App and web page records
=== Begin Enclosure ===
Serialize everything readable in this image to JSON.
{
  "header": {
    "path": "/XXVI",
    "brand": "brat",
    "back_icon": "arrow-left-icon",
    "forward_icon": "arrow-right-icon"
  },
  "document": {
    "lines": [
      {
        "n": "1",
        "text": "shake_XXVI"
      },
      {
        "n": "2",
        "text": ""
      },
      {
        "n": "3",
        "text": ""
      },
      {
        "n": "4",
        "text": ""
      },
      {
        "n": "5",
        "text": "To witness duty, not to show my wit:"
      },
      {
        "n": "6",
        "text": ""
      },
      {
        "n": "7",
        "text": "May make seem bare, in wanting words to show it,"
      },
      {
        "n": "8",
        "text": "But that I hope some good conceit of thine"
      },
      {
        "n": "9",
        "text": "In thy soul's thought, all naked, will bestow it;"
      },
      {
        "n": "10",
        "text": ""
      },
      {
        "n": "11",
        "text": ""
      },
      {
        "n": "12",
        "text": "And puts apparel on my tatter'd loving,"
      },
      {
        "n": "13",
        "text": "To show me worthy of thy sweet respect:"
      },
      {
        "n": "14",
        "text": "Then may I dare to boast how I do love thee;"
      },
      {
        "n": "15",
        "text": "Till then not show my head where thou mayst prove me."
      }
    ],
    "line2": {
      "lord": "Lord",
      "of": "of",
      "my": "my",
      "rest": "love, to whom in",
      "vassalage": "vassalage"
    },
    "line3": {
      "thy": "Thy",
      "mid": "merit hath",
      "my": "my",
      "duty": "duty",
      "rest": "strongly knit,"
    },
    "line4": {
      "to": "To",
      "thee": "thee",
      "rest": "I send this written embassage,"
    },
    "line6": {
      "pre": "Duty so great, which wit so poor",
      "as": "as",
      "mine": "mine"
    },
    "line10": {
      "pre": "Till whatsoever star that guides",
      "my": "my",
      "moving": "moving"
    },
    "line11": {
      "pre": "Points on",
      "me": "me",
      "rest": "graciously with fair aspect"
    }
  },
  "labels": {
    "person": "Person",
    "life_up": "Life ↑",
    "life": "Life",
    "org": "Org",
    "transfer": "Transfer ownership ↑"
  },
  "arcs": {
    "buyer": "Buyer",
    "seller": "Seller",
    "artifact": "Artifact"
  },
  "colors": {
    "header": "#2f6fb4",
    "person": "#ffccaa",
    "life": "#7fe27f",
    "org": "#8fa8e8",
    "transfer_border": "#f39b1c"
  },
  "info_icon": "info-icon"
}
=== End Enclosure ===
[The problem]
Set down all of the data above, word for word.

[Response box]
Serialize everything readable in this image to JSON.
{
  "header": {
    "path": "/XXVI",
    "brand": "brat",
    "back_icon": "arrow-left-icon",
    "forward_icon": "arrow-right-icon"
  },
  "document": {
    "lines": [
      {
        "n": "1",
        "text": "shake_XXVI"
      },
      {
        "n": "2",
        "text": ""
      },
      {
        "n": "3",
        "text": ""
      },
      {
        "n": "4",
        "text": ""
      },
      {
        "n": "5",
        "text": "To witness duty, not to show my wit:"
      },
      {
        "n": "6",
        "text": ""
      },
      {
        "n": "7",
        "text": "May make seem bare, in wanting words to show it,"
      },
      {
        "n": "8",
        "text": "But that I hope some good conceit of thine"
      },
      {
        "n": "9",
        "text": "In thy soul's thought, all naked, will bestow it;"
      },
      {
        "n": "10",
        "text": ""
      },
      {
        "n": "11",
        "text": ""
      },
      {
        "n": "12",
        "text": "And puts apparel on my tatter'd loving,"
      },
      {
        "n": "13",
        "text": "To show me worthy of thy sweet respect:"
      },
      {
        "n": "14",
        "text": "Then may I dare to boast how I do love thee;"
      },
      {
        "n": "15",
        "text": "Till then not show my head where thou mayst prove me."
      }
    ],
    "line2": {
      "lord": "Lord",
      "of": "of",
      "my": "my",
      "rest": "love, to whom in",
      "vassalage": "vassalage"
    },
    "line3": {
      "thy": "Thy",
      "mid": "merit hath",
      "my": "my",
      "duty": "duty",
      "rest": "strongly knit,"
    },
    "line4": {
      "to": "To",
      "thee": "thee",
      "rest": "I send this written embassage,"
    },
    "line6": {
      "pre": "Duty so great, which wit so poor",
      "as": "as",
      "mine": "mine"
    },
    "line10": {
      "pre": "Till whatsoever star that guides",
      "my": "my",
      "moving": "moving"
    },
    "line11": {
      "pre": "Points on",
      "me": "me",
      "rest": "graciously with fair aspect"
    }
  },
  "labels": {
    "person": "Person",
    "life_up": "Life ↑",
    "life": "Life",
    "org": "Org",
    "transfer": "Transfer ownership ↑"
  },
  "arcs": {
    "buyer": "Buyer",
    "seller": "Seller",
    "artifact": "Artifact"
  },
  "colors": {
    "header": "#2f6fb4",
    "person": "#ffccaa",
    "life": "#7fe27f",
    "org": "#8fa8e8",
    "transfer_border": "#f39b1c"
  },
  "info_icon": "info-icon"
}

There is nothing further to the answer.